Geraghty was patient and timed his run to perfection on the 11-4 chance to win by seven lengths in the three mile and a quarter slog on ground softened up by persistent heavy rain on the final day of the four-day Festival.
The jockey purchased Bobs Worth, now an eight-year-old, as a yearling for 16,000 euros (13,842 pounds) before sending him to the sales ring for a small profit three years later.
Bobs Worth, whose victory was worth 313,225 pounds to his owners, has won nine of his 12 starts for Nicky Henderson who has two Gold Cup wins after Long Run's 2011 triumph and is the most successful trainer ever at the Festival with 50 victories.
"It was brilliant," Geraghty told BBC radio. "He is such a great little horse who just loves the job.
"We had faith in the horse. Nicky knew he would have him fit enough - he knows how to get them ready for Cheltenham," added Geraghty who was also celebrating his second Gold Cup success after piloting Kicking King to victory in 2005.
Bobs Worth jumped to the front at the last of the 22 fences and powered up the hill to finish clear of Sir Des Champs (4-1), the mount of champion jockey Tony McCoy, and stablemate Long Run (7-2) who was forced to settle for third again as he did last year.

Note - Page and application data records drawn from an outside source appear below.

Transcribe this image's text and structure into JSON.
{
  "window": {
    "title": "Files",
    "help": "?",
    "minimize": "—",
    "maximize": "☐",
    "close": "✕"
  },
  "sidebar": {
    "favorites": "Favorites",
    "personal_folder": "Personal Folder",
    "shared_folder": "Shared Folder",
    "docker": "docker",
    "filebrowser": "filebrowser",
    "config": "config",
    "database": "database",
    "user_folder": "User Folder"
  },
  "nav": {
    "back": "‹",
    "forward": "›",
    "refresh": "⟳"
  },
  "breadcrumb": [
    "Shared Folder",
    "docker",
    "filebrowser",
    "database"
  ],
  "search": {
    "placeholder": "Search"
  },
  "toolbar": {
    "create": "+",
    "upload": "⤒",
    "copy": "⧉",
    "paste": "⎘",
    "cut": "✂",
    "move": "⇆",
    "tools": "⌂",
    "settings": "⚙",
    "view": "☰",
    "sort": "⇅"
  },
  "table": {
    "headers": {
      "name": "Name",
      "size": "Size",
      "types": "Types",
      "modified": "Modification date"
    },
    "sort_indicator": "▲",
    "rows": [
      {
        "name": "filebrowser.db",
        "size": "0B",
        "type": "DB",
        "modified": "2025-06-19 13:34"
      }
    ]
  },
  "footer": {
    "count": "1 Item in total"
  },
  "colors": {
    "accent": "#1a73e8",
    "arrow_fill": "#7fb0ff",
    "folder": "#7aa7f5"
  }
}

Geraghty said his joy was tempered by sadness over the serious neck injuries sustained by compatriot JT McNamara in a fall at the track on Thursday.
"I would love to be happier but all we're thinking about is John Thomas McNamara. I just hope and pray he's okay," he said.
McNamara underwent surgery on Friday after sustaining two fractured vertebrae in his neck. The amateur jockey was airlifted to hospital in an induced coma after his mount Galaxy Rock fell at the first fence in the Fulke Walwyn Kim Muir Challenge Cup.
There was drama in the race after the Gold Cup when, in a finish reminiscent of Devon Loch throwing away victory in the 1956 Grand National, teenage jockey Jane Mangan fell off Oscar Delta with the winning line in sight in the Foxhunter Chase.
The 18-year-old rider was clear at the front when Oscar Delta jinked into the running rail and shipped Mangan out of the saddle.
Mangan then put her hands to her head as the tears flowed.
She later put the incident in perspective, saying: "It was like a Disney film. When I hit the ground I thought I was dreaming but I'm not feeling as bad as the McNamaras".
(Writing by Justin Palmer, editing by Mark Meadows and Alison Wildey)